[Page and application data records]
=== Begin Enclosure ===
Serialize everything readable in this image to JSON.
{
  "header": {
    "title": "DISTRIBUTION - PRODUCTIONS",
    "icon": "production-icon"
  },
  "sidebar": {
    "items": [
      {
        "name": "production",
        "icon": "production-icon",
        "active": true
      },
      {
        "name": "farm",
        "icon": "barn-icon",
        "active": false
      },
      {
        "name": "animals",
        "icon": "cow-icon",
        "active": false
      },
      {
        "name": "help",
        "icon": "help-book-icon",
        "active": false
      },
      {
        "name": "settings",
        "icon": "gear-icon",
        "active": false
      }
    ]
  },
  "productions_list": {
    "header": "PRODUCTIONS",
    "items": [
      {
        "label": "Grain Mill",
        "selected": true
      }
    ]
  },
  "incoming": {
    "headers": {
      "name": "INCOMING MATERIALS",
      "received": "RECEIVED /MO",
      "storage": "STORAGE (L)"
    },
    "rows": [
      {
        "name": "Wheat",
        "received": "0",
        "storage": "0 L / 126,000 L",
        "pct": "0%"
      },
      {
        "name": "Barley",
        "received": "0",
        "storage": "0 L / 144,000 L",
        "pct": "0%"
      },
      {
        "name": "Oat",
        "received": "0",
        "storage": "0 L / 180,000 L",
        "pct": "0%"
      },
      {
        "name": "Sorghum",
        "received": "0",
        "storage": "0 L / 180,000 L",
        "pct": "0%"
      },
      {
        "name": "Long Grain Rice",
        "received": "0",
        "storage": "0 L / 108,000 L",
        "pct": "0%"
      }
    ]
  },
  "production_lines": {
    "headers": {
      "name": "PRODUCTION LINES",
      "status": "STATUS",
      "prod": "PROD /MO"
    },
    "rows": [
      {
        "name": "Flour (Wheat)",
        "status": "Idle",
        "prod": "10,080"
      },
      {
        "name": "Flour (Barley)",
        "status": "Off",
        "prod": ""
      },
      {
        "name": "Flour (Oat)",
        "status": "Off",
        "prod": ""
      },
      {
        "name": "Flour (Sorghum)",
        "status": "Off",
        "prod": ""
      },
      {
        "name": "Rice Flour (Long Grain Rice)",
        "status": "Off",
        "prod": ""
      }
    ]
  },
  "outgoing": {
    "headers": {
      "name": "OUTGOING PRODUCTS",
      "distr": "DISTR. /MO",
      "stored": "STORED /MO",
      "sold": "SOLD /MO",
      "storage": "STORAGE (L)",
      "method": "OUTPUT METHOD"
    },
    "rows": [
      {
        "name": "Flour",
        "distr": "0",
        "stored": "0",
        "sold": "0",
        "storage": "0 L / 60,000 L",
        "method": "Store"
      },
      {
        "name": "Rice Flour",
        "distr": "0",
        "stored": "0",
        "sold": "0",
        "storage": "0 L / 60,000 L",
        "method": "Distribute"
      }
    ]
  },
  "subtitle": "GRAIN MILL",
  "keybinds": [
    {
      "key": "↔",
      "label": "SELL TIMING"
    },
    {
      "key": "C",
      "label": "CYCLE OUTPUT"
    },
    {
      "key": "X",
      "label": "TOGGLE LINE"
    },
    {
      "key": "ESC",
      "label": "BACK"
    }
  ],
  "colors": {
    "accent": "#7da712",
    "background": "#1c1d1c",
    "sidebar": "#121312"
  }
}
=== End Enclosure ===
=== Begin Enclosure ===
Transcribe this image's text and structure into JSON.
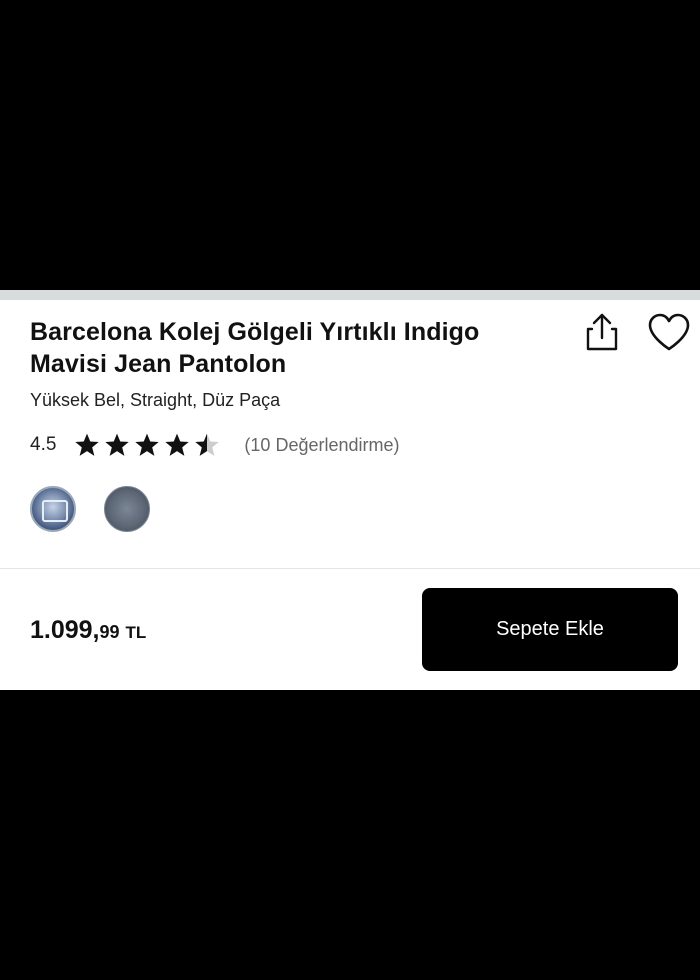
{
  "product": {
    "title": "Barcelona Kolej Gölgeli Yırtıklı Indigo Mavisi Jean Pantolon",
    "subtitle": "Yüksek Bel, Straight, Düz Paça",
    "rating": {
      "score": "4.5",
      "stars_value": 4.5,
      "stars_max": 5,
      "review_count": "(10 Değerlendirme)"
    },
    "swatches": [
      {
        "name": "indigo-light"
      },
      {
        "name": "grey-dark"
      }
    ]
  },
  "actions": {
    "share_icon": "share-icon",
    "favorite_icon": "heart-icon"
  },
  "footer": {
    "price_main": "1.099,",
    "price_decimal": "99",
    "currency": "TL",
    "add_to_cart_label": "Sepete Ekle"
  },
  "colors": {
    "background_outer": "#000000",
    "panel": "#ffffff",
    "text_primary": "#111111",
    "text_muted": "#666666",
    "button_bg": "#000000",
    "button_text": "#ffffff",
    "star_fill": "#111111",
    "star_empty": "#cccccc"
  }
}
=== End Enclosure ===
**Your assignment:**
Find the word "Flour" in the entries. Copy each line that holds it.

**Your response:**
        "name": "Flour (Wheat)",
        "name": "Flour (Barley)",
        "name": "Flour (Oat)",
        "name": "Flour (Sorghum)",
        "name": "Rice Flour (Long Grain Rice)",
        "name": "Flour",
        "name": "Rice Flour",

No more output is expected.